§ **Task to complete**
What is the number of lines in the entries below that include the word "icon"? Provide the number only.

(App and web page records)
——
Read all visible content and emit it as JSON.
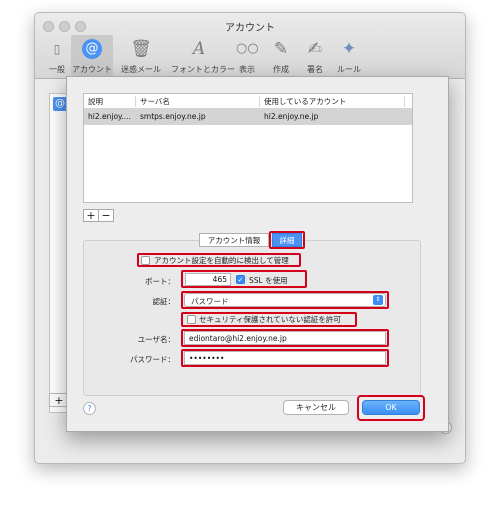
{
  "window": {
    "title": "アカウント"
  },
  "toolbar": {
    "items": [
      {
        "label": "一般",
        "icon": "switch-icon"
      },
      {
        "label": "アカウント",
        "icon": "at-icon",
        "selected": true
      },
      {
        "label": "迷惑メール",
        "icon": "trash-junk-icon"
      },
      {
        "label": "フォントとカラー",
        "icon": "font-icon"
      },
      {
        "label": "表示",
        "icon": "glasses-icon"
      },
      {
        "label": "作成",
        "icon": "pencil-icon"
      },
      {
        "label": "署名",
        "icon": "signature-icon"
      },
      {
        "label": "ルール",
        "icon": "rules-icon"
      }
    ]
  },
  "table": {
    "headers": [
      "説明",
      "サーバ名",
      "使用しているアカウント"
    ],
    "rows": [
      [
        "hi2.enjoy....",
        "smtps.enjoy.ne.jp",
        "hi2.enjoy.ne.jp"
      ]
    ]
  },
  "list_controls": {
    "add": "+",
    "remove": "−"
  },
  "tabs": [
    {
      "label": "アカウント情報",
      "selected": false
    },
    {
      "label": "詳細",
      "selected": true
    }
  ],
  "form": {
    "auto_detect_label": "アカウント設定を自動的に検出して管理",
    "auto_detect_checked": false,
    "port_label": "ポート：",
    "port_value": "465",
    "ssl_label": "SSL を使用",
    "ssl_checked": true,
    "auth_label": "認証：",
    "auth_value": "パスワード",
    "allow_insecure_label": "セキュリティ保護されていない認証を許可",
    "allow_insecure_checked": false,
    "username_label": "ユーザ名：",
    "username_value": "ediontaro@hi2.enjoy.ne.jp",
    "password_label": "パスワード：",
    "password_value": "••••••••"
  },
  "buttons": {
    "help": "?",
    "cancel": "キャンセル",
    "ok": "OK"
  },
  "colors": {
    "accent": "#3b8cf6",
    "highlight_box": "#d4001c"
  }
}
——
§ **Output**
8